PH must go back to talks with China: expert

Posted at 04/04/2014 9:43 AM | Updated as of 04/04/2014 9:46 AM

MANILA – A professor specializing on Chinese Studies on Thursday said the Philippines must seize the opportunity given by China to return to the negotiating table following the Southeast Asian nation's filing of its pleadings before the United Nations over the West Philippine Sea dispute.

Marwyn Samuels, professor emeritus at New York's Syracuse University, said China has not yet closed its doors to the possibility that the Philippines will resume bilateral talks despite the latter's move to file its "memorial" to a United Nations Convention on the Law of the Sea-backed (UNCLOS) arbitral tribunal

The Philippines angered China after it filed the historic pleadings challenging the Asian giant's claim to almost the entire West Philippine Sea (South China Sea).

"In Chinese tradition, going to court is always a matter of embarrassment and shame. And so the Chinese view of this simply is that the Philippines shamed them," Samuels told ANC's Headstart on Thursday.

"But there was also, in a statement, a caveat - a desire of China to seek a bilateral discussion of this and take it out of the hands of a third party.
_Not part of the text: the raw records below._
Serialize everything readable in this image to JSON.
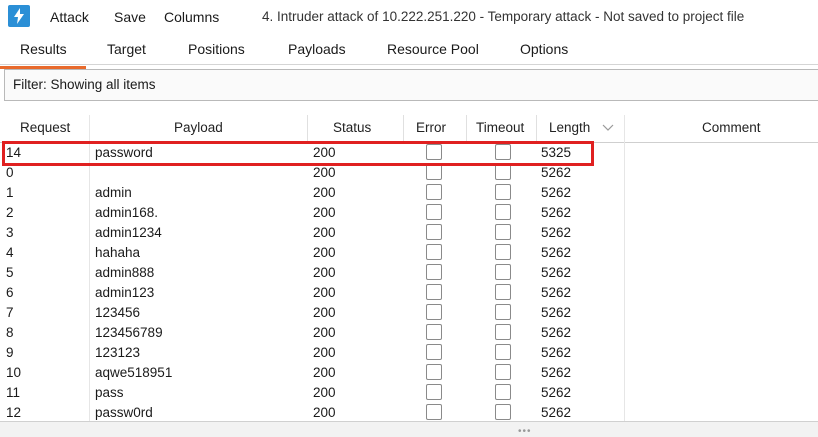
{
  "menubar": {
    "app_icon": "lightning-icon",
    "items": [
      "Attack",
      "Save",
      "Columns"
    ],
    "title": "4. Intruder attack of 10.222.251.220 - Temporary attack - Not saved to project file"
  },
  "tabs": [
    "Results",
    "Target",
    "Positions",
    "Payloads",
    "Resource Pool",
    "Options"
  ],
  "active_tab": "Results",
  "accent_color": "#e86a2c",
  "filter": {
    "label": "Filter: Showing all items"
  },
  "table": {
    "columns": [
      "Request",
      "Payload",
      "Status",
      "Error",
      "Timeout",
      "Length",
      "Comment"
    ],
    "sort_icon": "chevron-down-icon",
    "rows": [
      {
        "request": "14",
        "payload": "password",
        "status": "200",
        "length": "5325"
      },
      {
        "request": "0",
        "payload": "",
        "status": "200",
        "length": "5262"
      },
      {
        "request": "1",
        "payload": "admin",
        "status": "200",
        "length": "5262"
      },
      {
        "request": "2",
        "payload": "admin168.",
        "status": "200",
        "length": "5262"
      },
      {
        "request": "3",
        "payload": "admin1234",
        "status": "200",
        "length": "5262"
      },
      {
        "request": "4",
        "payload": "hahaha",
        "status": "200",
        "length": "5262"
      },
      {
        "request": "5",
        "payload": "admin888",
        "status": "200",
        "length": "5262"
      },
      {
        "request": "6",
        "payload": "admin123",
        "status": "200",
        "length": "5262"
      },
      {
        "request": "7",
        "payload": "123456",
        "status": "200",
        "length": "5262"
      },
      {
        "request": "8",
        "payload": "123456789",
        "status": "200",
        "length": "5262"
      },
      {
        "request": "9",
        "payload": "123123",
        "status": "200",
        "length": "5262"
      },
      {
        "request": "10",
        "payload": "aqwe518951",
        "status": "200",
        "length": "5262"
      },
      {
        "request": "11",
        "payload": "pass",
        "status": "200",
        "length": "5262"
      },
      {
        "request": "12",
        "payload": "passw0rd",
        "status": "200",
        "length": "5262"
      }
    ]
  },
  "highlight_color": "#e02020"
}
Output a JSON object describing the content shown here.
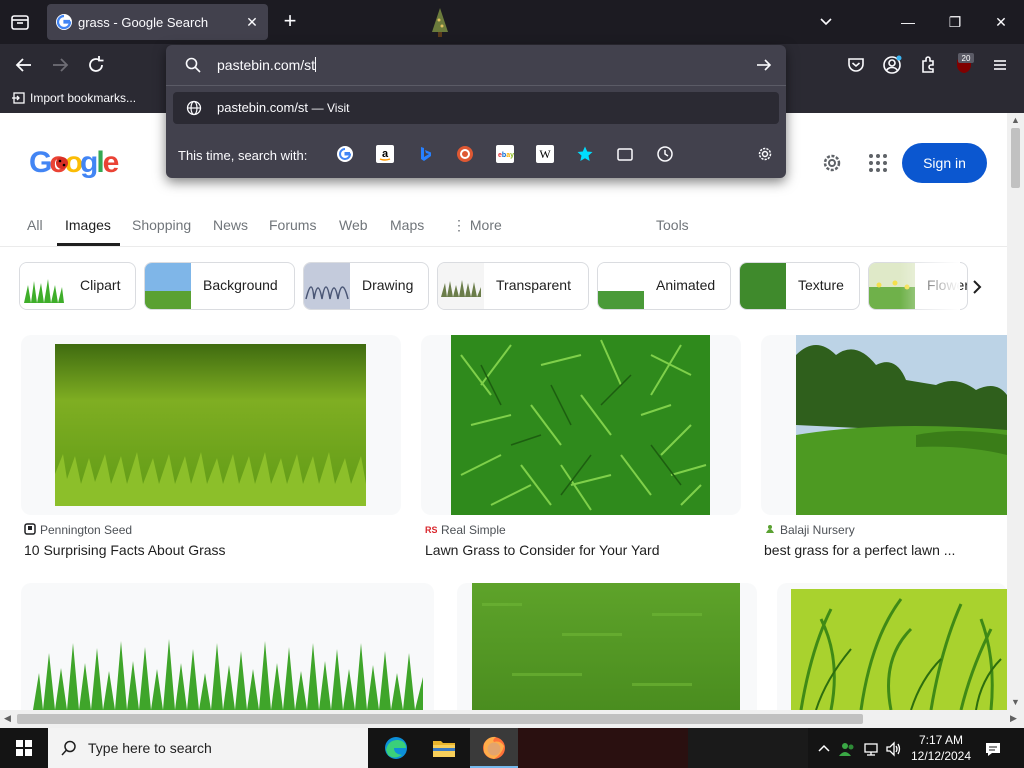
{
  "browser": {
    "tab": {
      "title": "grass - Google Search"
    },
    "url": {
      "value": "pastebin.com/st"
    },
    "suggestion": {
      "text": "pastebin.com/st",
      "action": "— Visit"
    },
    "engines_label": "This time, search with:",
    "bookmarks": [
      {
        "label": "Import bookmarks..."
      }
    ],
    "extension_badge": "20"
  },
  "google": {
    "signin_label": "Sign in",
    "tabs": [
      "All",
      "Images",
      "Shopping",
      "News",
      "Forums",
      "Web",
      "Maps",
      "More",
      "Tools"
    ],
    "active_tab": "Images",
    "chips": [
      "Clipart",
      "Background",
      "Drawing",
      "Transparent",
      "Animated",
      "Texture",
      "Flowers"
    ],
    "results": [
      {
        "source": "Pennington Seed",
        "caption": "10 Surprising Facts About Grass"
      },
      {
        "source": "Real Simple",
        "caption": "Lawn Grass to Consider for Your Yard"
      },
      {
        "source": "Balaji Nursery",
        "caption": "best grass for a perfect lawn ..."
      }
    ]
  },
  "taskbar": {
    "search_placeholder": "Type here to search",
    "time": "7:17 AM",
    "date": "12/12/2024"
  }
}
So the opportunity still exists."

Samuels added that it is in the interest of the Philippines to go back to talks with China, noting that it will take too long for the arbitration panel to come up with a decision on the dispute, assuming that the latter decides it has jurisdiction over the matter.

"In my opinion, it will not succeed in any case. Not because of the legalistic aspects of this. It will not succeed because it will take a long time before UNCLOS to make that kind of decision. That's very technical. It is almost outside the authority of UNCLOS itself, and China's not likely to pay too much attention these legal niceties," he said.

Samuels said there will be consequences arising from the Philippines' move to bring the matter to the UN panel, but these could be averted if it returns to bilateral diplomacy.

"To be very blunt, this requires talking between the two sides. It doesn't have to be in public… Having been much involved in this kind of thing in the past with the US and China, I can say quite honestly, the only successful ones really begin when they are quiet, when they are not in public," he said.

Great potential for PH-China economic ties

Samuels believe that despite the strained ties between the two Asian neighbors brought by the territorial row and its close ties with the United States, the Philippines still has an opportunity to develop a good relationship with China.

"I think the Philippines has, to put it in a more positive sense, in looking at Asia, has choices to make… China is the number two economy in the world and it is continuing to grow. It may slow down but it is not gonna stop growing," he said.

"[Filipinos] may be very Western in many ways, but you are still part of the region and you do have 25 percent of the population who are of Chinese origin. That is an advantage that you should use in trying to improve understanding between Chinese and Filipinos."

Asian Development Bank economist Zheng Liping also noted that the economic structures of China and the Philippines complement each other.

"The economic structures of both countries are quite different. There is a great potential of future economic cooperation. China is very good in manufacturing, machinery, equipment. This is something the Philippines really needs," he said.

"We should embrace the participation of China in ASEAN's economy. Because compared with many ASEAN countries like Singapore, Cambodia, Laos, Myanmar and Vietnam, the Philippines still has a big room to improve, great potential to cultivate."

Should smaller nations fear growing China?

Apart from the historical and economic dimensions of the long-standing dispute in the West Philippine Sea, Samuels explained China's aggressiveness in pushing its claims is also due to concerns that the United States is trying to contain it and deter its rise as a global power.

"China went oceanic in the late 1990s. It became a blue-water Navy. The purposes of this is to protect its interest in terms of keeping the seas open and not to be contained by the US or anybody else. They are convinced to some extent, at least, that the US seeks to control China in indirect and direct ways," he said.

"There is nothing very strange about that in my opinion. In their opinion, it is quite natural for them to do this and nobody needs to be afraid of it. They are not interested in conquering the Philippines or Southeast Asia."

Although China has been seen to be ramping up its military spending, its allocation for defense is still dwarfed by Pentagon's outlay.

"China has a reason to doubt or be convinced at least of American intentions in Asia and elsewhere. It has legitimate concerns about this. It is not responding in a capacity to do war with America. It doesn't have that means," he said.

Samuels also dismissed talks about the "decline of American power," saying "this is nonsense because the US is and will be for the foreseeable future, the biggest power in the world if it chooses to use it and how it chooses to use it."

He does not also believe the allegation that China is funding rebel groups in some parts of the world in order to push its interests, pointing out that the top priority of the Asian giant is to achieve domestic stability.

"It is important to understand that China's primary goal is its own stability. This is the highest priority in Chinese minds - political, economic and social. So it's addressing its own domestic issues much more than its international questions of politics, geopolitics, military and other things," he said.